The Elwha River in Washington can now flow freely after being trapped by the Elwha and Gilnes Canyon Dams for a hundred years. The removal of these dams, the largest project of its kind in the United States, has started to restore the area around the river.
But soon, an even bigger project will begin on the Klamath River, with four out of six dams already being taken down. The goal is to let the Klamath River flow freely from Oregon to California, helping sediment, organic matter, and migratory fish move more easily.
Removing dams all over the United States is happening for different reasons. Many dams are getting old and are past their expiration date, making them more likely to fail, especially with climate change. Some dams aren’t doing what they were built for, causing harm to the environment and disrupting the lives of sensitive species. Also, dams have forced tribal nations off their lands, cutting off ties to culturally important waterways and species.
Dams, whether big or small, have different purposes like controlling floods, making electricity, and storing water for towns or farms. But they also mess up river areas by trapping sediment, leading to problems downstream and changing how rivers work. Removing dams can fix these issues, making life better for migratory fish and other creatures.
The consequences of dam presence extend beyond the immediate river environment. Changes in water temperature, oxygen levels, and water quality can occur, affecting both aquatic life and communities living near the rivers. Cyanobacteria blooms, resulting from stagnant reservoir water, pose health risks and impact those who rely on the river for fishing and recreation, especially members of Native American tribes.
Migratory species face obstacles due to dams, but solutions such as fish ladders or fishways exist to provide detours for their migration. Dam removal also contributes to the enrichment of river ecosystems by allowing the downstream flow of logs, sticks, and trees, creating complex habitats for fish and birds.
The removal of dams, particularly large ones, involves draining the reservoir and managing stored sediment. Each dam removal project is unique, requiring extensive planning. Large dam removals typically start with draining the reservoir, deconstructing the dam, and undertaking river restoration. The process can be complicated, involving considerations for sediment management, engineering challenges, and potential environmental impacts.
The Klamath River dam removal project, set to be the world’s largest, emphasizes the involvement of indigenous tribes, such as the Karuk, Klamath, Hoopa, and Yurok, who have traditionally fished the river. These tribes play a significant role in the leadership and restoration efforts associated with the dam removal.
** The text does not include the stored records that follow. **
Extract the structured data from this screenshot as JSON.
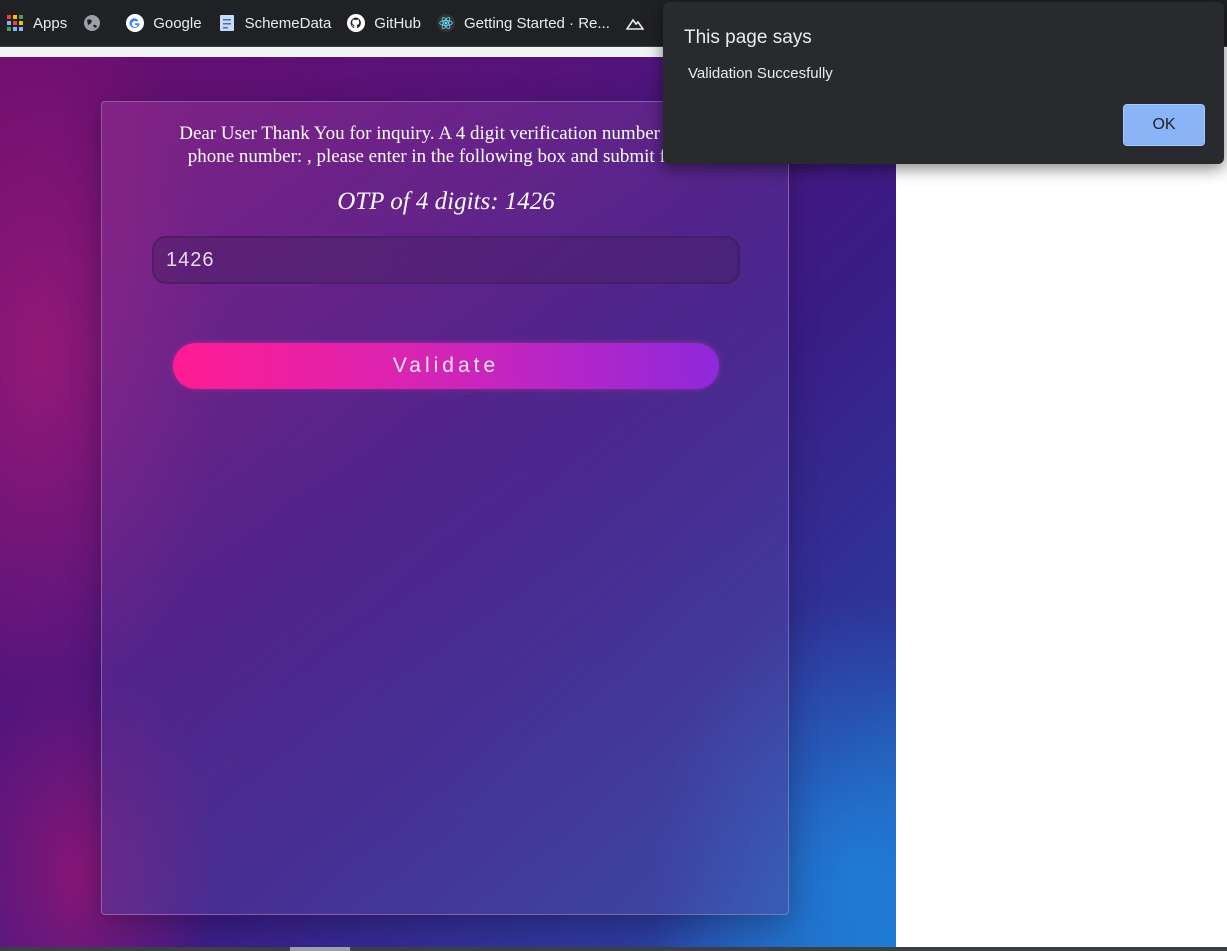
{
  "bookmarks": [
    {
      "label": "Apps",
      "icon": "apps-grid-icon"
    },
    {
      "label": "",
      "icon": "globe-icon"
    },
    {
      "label": "Google",
      "icon": "google-icon"
    },
    {
      "label": "SchemeData",
      "icon": "document-icon"
    },
    {
      "label": "GitHub",
      "icon": "github-icon"
    },
    {
      "label": "Getting Started · Re...",
      "icon": "react-icon"
    }
  ],
  "card": {
    "message_line1": "Dear User Thank You for inquiry. A 4 digit verification number has be",
    "message_line2": "phone number: , please enter in the following box and submit for co",
    "otp_title": "OTP of 4 digits: 1426",
    "otp_value": "1426",
    "validate_label": "Validate"
  },
  "dialog": {
    "title": "This page says",
    "message": "Validation Succesfully",
    "ok_label": "OK",
    "ok_color": "#8ab4f8"
  },
  "colors": {
    "button_gradient_start": "#ff1b92",
    "button_gradient_end": "#8f28dc"
  }
}
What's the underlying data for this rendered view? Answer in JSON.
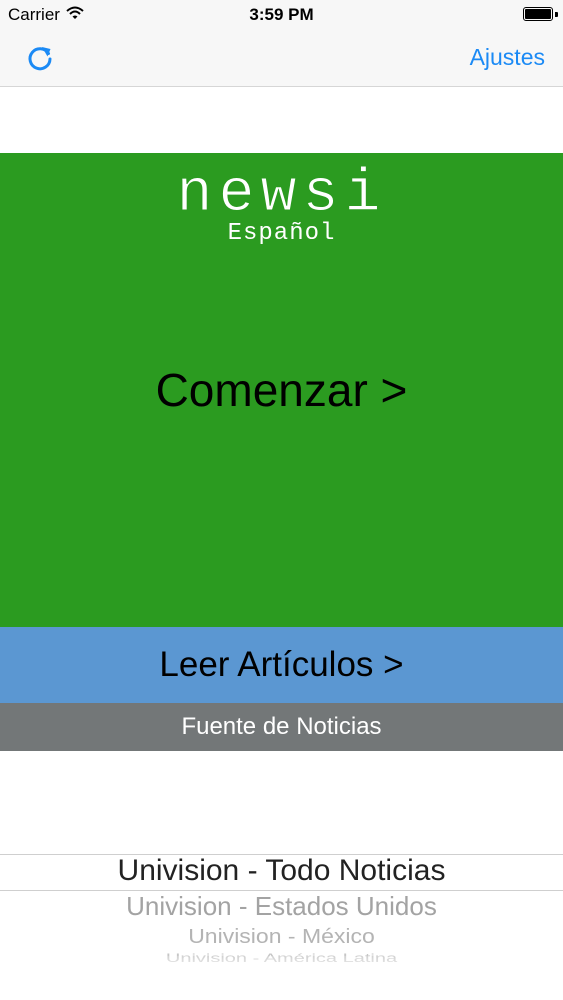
{
  "status_bar": {
    "carrier": "Carrier",
    "time": "3:59 PM"
  },
  "nav": {
    "settings_label": "Ajustes",
    "refresh_icon": "refresh-icon"
  },
  "hero": {
    "logo": "newsi",
    "logo_sub": "Español",
    "start_label": "Comenzar >",
    "background": "#2b9b20"
  },
  "read_button": {
    "label": "Leer Artículos >",
    "background": "#5b97d2"
  },
  "source_bar": {
    "label": "Fuente de Noticias",
    "background": "#737778"
  },
  "picker": {
    "selected": "Univision - Todo Noticias",
    "options": [
      "Univision - Todo Noticias",
      "Univision - Estados Unidos",
      "Univision - México",
      "Univision - América Latina"
    ]
  },
  "colors": {
    "accent": "#1b8af5"
  }
}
Restoration includes the collection and propagation of native seeds to prevent invasive species from taking over the ecosystem. The indigenous perspective emphasizes a relationship with natural elements, viewing resources not as commodities for use but as integral parts of a living environment.